Also, @chnynf, are you on Windows? Your high system.times reflect my experience on Windows.

library(data.table) ##1.12.8
setDTthreads(1L)

df <- data.frame(v1 = runif(1e3), v2 = runif(1e3))
cal <- function(row) row$v1 + 1

res1 <- res2 <- res3 <- res4 <- double(nrow(df))

t <- proc.time()
for (r in 1:nrow(df)) {
  res1[r] <- cal(df[r, ])
}
data.table::timetaken(t)
#> [1] "0.050s elapsed (0.030s cpu)"

dt <- data.table::as.data.table(df)
t <- proc.time()
for (r in 1:nrow(dt)) {
  res2[r] <- cal(dt[r, ])
}
data.table::timetaken(t)
#> [1] "0.240s elapsed (0.210s cpu)"

t <- proc.time()
res3 <- purrr::pmap_dbl(dt, function(...) {
  cal(list(...))
})
data.table::timetaken(t)
#> [1] "0.060s elapsed (0.040s cpu)"

t <- proc.time()
res4 <- dt[, cal(.SD), by = 1:nrow(dt)]$V1
data.table::timetaken(t)
#> [1] "0.010s elapsed (0.000s cpu)"

all.equal(res2, res1)
#> [1] TRUE
all.equal(res3, res1)
#> [1] TRUE
all.equal(res4, res1)
#> [1] TRUE

Yes, the test was on windows. I tried your approach on my windows machine and it is much faster.
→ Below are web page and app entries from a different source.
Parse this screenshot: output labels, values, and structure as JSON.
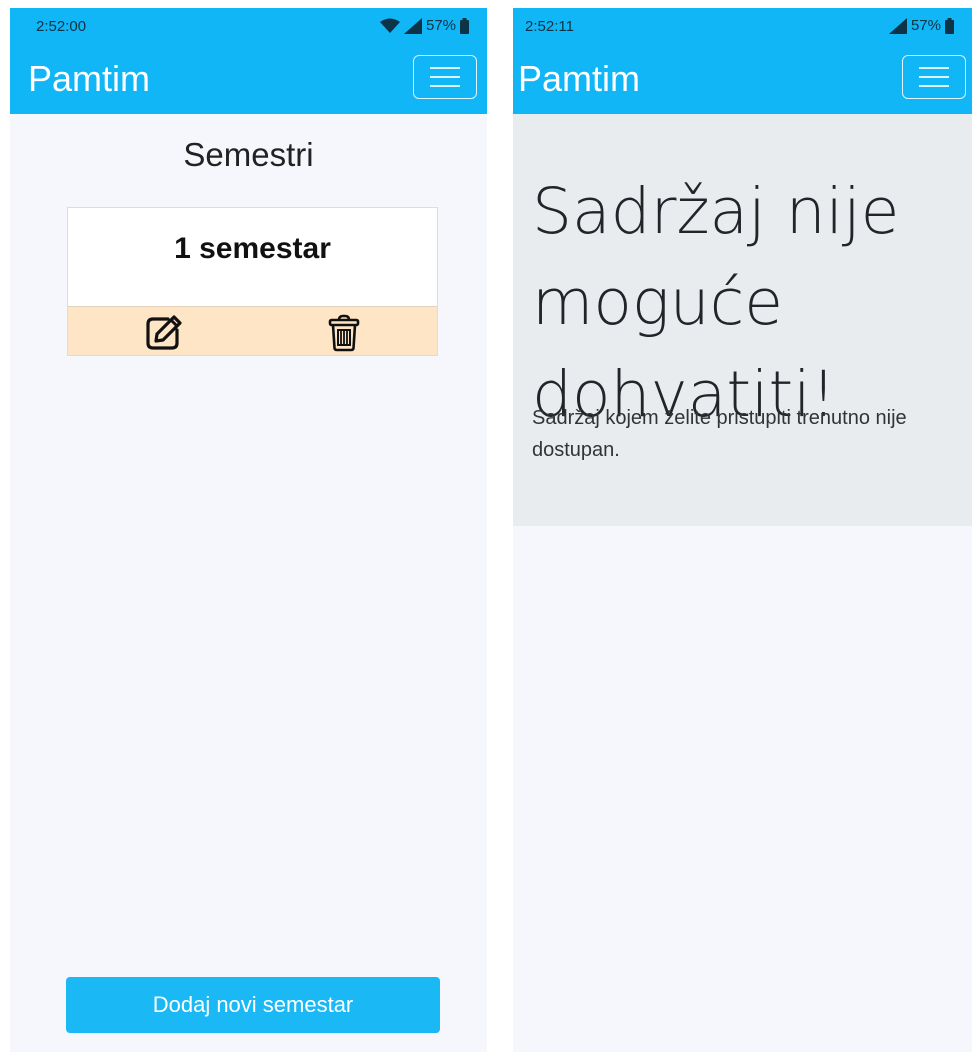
{
  "left_screen": {
    "status_time": "2:52:00",
    "battery": "57%",
    "app_title": "Pamtim",
    "heading": "Semestri",
    "semesters": [
      {
        "name": "1 semestar"
      }
    ],
    "add_button_label": "Dodaj novi semestar"
  },
  "right_screen": {
    "status_time": "2:52:11",
    "battery": "57%",
    "app_title": "Pamtim",
    "error_heading": "Sadržaj nije moguće dohvatiti!",
    "error_text": "Sadržaj kojem želite pristupiti trenutno nije dostupan."
  },
  "colors": {
    "accent": "#10b6f6",
    "card_actions_bg": "#fde5c6",
    "error_panel_bg": "#e9ecef"
  },
  "icons": [
    "menu-icon",
    "edit-icon",
    "trash-icon",
    "wifi-icon",
    "signal-icon",
    "battery-icon"
  ]
}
Thank you guys for working on this!

Sign up for free to join this conversation on GitHub. Already have an account? Sign in to comment
Projects
None yet
Development

Successfully merging a pull request may close this issue.

5 participants